> [RECORDS TO PROCESS]
──────────────────────────────
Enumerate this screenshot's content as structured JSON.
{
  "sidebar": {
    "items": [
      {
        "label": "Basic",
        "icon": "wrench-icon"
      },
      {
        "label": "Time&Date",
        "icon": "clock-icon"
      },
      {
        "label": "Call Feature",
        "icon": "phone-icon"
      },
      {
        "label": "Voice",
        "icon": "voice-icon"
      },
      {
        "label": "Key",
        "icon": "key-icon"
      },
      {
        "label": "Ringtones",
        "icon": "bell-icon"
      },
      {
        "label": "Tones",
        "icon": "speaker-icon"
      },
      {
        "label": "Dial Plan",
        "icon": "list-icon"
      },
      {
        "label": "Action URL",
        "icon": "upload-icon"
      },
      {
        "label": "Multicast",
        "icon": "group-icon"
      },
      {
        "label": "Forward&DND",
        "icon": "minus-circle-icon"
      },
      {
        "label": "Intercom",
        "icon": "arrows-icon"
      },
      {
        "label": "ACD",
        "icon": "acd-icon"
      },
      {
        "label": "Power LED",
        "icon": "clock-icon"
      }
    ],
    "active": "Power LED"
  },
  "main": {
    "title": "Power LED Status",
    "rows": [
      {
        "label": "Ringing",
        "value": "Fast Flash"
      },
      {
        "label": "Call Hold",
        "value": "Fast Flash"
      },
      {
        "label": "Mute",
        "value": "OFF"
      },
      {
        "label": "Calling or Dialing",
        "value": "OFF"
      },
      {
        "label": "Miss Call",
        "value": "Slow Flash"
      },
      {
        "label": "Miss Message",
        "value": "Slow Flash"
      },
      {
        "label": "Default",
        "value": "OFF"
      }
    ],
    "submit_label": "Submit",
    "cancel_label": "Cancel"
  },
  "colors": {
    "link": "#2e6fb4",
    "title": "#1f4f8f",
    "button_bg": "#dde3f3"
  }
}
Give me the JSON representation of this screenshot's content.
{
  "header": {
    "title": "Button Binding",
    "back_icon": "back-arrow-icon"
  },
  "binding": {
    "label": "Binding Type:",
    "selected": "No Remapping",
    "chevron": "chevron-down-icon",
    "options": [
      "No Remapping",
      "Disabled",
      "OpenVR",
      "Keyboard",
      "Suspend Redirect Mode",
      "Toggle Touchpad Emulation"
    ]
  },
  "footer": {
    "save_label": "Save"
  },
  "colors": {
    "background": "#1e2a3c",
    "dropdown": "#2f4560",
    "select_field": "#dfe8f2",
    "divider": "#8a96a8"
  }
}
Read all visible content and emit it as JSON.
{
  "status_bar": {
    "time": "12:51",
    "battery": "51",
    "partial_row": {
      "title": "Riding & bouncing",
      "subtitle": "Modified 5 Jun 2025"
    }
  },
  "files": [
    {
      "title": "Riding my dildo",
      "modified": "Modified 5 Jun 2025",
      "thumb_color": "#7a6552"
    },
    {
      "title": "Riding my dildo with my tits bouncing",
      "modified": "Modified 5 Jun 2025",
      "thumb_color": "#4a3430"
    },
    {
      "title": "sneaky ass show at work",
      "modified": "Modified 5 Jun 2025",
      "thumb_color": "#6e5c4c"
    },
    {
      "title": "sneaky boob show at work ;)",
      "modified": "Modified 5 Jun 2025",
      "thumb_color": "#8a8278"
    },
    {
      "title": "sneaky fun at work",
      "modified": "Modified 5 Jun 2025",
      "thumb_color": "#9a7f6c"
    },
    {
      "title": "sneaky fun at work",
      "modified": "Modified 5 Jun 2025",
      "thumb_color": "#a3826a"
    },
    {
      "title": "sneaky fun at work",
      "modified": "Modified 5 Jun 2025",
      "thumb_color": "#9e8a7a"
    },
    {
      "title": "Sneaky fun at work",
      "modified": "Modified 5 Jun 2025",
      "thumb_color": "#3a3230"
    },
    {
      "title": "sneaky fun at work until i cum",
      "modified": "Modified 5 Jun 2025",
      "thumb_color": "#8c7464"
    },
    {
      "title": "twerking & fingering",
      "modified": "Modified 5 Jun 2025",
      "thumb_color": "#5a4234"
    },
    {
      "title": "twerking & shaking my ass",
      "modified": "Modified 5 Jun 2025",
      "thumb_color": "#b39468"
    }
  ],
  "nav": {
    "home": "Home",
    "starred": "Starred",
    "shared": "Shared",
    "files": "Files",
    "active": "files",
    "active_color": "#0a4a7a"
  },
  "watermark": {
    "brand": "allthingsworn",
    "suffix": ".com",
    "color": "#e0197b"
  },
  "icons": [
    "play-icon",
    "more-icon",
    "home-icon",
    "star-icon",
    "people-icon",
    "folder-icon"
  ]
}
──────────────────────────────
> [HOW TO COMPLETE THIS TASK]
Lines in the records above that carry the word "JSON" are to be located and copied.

> [ANSWER TO THIS TASK]
Enumerate this screenshot's content as structured JSON.
Give me the JSON representation of this screenshot's content.
Read all visible content and emit it as JSON.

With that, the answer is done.